— What the task requires —
Examine the records and identify each line that includes the string "caption". Copy those lines.

(Web page and app entries)

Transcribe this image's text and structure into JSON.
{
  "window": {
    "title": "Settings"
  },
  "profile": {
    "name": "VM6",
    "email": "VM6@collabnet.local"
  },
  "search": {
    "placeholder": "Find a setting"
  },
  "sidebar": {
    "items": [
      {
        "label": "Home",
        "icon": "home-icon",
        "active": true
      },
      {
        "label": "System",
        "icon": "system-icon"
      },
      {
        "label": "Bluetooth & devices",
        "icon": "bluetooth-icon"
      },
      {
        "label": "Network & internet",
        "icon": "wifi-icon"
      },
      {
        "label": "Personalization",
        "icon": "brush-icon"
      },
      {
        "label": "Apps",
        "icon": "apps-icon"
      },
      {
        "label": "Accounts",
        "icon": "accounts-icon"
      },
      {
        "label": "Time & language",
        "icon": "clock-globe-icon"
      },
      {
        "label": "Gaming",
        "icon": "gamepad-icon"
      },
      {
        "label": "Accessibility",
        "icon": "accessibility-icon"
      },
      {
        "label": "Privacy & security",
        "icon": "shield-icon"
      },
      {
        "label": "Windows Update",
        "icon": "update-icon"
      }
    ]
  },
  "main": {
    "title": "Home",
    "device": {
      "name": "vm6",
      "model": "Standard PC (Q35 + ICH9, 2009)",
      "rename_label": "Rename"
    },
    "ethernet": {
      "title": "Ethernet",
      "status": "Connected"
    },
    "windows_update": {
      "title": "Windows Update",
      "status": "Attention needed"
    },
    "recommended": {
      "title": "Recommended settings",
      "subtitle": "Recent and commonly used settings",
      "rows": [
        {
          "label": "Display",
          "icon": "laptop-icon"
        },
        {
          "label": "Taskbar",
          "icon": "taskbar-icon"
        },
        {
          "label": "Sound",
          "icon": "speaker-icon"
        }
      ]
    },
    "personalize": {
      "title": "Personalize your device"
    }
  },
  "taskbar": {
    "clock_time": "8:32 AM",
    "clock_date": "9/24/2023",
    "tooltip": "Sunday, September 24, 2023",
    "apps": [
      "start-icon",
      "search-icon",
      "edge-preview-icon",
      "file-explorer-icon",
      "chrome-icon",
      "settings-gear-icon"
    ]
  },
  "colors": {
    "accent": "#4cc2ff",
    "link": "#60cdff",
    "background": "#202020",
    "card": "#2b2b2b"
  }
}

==

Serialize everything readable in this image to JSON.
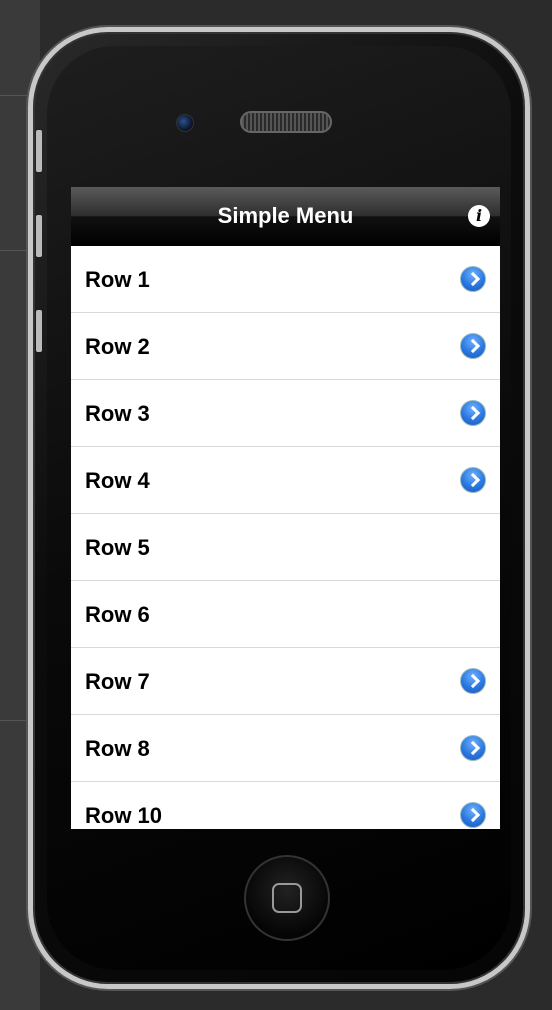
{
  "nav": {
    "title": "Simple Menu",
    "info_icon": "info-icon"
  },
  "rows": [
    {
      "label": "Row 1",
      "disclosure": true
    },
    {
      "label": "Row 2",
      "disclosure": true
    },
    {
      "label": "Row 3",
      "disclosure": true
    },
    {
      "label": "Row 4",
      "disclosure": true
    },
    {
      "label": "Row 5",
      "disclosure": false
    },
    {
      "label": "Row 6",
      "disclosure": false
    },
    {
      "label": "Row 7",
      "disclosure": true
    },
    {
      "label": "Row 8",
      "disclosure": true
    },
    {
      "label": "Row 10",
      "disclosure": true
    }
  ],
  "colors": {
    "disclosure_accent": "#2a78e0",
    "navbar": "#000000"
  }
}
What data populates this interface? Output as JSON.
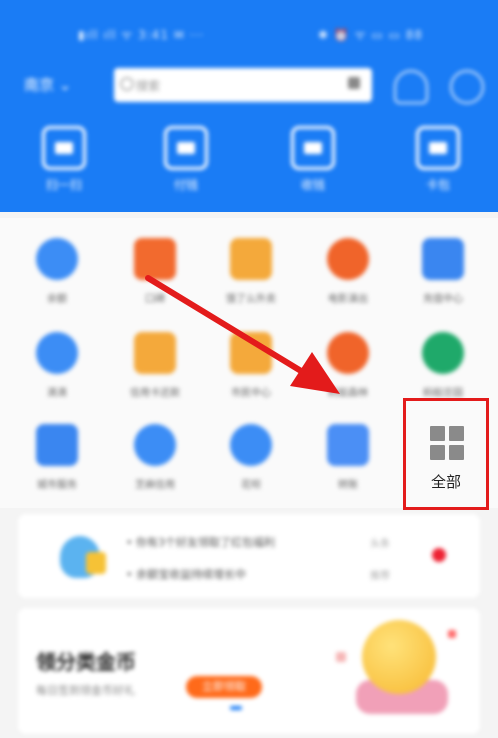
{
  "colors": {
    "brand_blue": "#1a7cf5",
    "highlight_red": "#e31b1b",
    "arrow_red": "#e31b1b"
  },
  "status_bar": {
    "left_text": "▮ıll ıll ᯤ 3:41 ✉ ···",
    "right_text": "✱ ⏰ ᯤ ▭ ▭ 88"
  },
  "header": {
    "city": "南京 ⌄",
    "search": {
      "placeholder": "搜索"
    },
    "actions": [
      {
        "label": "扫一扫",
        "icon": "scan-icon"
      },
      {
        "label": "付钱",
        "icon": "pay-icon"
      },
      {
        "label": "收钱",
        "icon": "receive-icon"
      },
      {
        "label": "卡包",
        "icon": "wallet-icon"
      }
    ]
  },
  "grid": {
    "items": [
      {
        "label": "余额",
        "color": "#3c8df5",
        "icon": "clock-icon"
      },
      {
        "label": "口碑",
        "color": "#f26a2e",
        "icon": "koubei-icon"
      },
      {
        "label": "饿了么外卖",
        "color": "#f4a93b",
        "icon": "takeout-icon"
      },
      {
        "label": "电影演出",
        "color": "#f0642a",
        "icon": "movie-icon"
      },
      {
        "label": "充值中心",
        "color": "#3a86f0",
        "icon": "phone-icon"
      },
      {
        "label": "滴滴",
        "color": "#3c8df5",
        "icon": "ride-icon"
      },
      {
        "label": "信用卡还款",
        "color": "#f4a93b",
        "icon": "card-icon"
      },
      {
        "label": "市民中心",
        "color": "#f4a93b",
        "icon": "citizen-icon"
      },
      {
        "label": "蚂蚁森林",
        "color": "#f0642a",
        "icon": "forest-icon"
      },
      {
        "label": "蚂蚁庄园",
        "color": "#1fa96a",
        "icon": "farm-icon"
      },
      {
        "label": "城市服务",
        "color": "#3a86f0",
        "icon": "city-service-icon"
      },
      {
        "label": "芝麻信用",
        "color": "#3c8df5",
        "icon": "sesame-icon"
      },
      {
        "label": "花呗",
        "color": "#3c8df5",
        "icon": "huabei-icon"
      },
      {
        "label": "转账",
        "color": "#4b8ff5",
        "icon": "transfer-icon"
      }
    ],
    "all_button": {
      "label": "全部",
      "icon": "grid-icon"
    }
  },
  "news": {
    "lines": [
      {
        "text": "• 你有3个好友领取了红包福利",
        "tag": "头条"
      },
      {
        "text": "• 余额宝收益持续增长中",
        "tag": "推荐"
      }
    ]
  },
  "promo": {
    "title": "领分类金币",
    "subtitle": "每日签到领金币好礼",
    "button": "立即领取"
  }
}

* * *

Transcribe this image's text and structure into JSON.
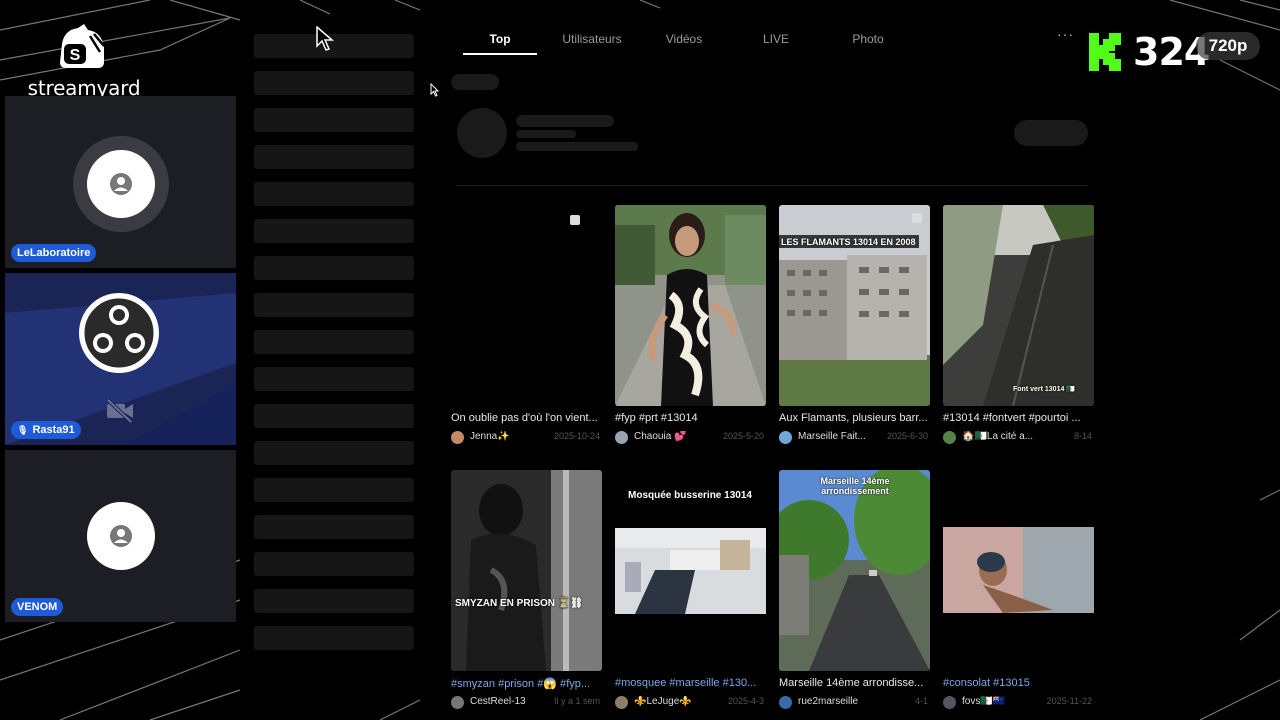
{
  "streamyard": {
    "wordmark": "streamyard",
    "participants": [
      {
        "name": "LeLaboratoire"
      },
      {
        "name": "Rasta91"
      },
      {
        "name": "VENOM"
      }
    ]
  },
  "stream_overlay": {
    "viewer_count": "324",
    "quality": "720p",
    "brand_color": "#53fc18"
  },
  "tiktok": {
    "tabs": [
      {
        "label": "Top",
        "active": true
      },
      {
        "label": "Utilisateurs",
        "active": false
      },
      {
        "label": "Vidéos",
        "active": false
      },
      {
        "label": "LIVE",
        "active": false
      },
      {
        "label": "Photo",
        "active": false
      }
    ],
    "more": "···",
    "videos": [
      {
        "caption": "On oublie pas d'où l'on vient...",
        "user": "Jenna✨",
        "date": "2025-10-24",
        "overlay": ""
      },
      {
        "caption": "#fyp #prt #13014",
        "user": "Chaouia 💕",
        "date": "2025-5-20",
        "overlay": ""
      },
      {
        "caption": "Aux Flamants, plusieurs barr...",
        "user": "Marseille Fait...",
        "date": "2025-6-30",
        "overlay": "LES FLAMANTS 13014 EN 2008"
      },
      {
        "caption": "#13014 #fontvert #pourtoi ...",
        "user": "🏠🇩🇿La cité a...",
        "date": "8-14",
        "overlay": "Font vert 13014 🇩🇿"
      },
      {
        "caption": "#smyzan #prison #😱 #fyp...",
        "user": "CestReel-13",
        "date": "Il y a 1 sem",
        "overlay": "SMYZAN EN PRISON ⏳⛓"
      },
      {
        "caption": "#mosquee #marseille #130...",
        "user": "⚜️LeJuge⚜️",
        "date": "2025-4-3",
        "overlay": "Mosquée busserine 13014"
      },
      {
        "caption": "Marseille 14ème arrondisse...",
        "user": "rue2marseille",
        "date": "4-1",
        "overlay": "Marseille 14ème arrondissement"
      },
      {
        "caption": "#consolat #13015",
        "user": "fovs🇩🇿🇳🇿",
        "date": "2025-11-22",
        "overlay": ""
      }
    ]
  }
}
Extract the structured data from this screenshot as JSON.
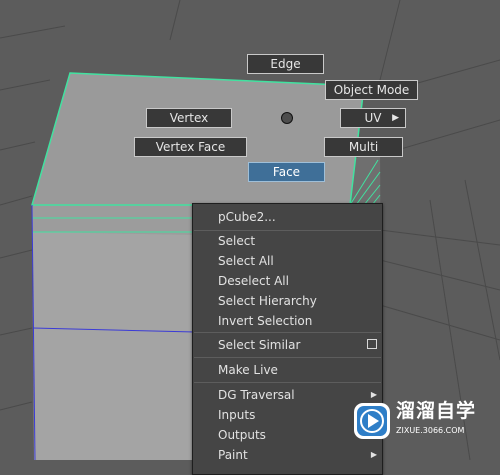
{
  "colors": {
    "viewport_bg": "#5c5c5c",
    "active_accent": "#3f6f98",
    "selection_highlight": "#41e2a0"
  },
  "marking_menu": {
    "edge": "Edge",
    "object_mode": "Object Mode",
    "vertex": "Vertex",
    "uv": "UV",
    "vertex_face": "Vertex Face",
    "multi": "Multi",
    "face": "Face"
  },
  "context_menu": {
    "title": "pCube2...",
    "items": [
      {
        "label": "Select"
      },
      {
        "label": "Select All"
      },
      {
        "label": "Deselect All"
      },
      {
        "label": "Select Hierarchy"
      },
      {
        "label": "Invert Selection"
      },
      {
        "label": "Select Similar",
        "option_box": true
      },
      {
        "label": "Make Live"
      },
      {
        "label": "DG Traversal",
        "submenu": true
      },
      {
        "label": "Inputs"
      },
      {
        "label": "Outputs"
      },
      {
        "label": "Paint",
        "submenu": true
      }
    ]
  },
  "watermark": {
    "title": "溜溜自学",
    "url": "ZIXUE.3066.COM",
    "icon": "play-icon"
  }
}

— Answer section —
        "caption": "On oublie pas d'où l'on vient...",
        "caption": "#fyp #prt #13014",
        "caption": "Aux Flamants, plusieurs barr...",
        "caption": "#13014 #fontvert #pourtoi ...",
        "caption": "#smyzan #prison #😱 #fyp...",
        "caption": "#mosquee #marseille #130...",
        "caption": "Marseille 14ème arrondisse...",
        "caption": "#consolat #13015",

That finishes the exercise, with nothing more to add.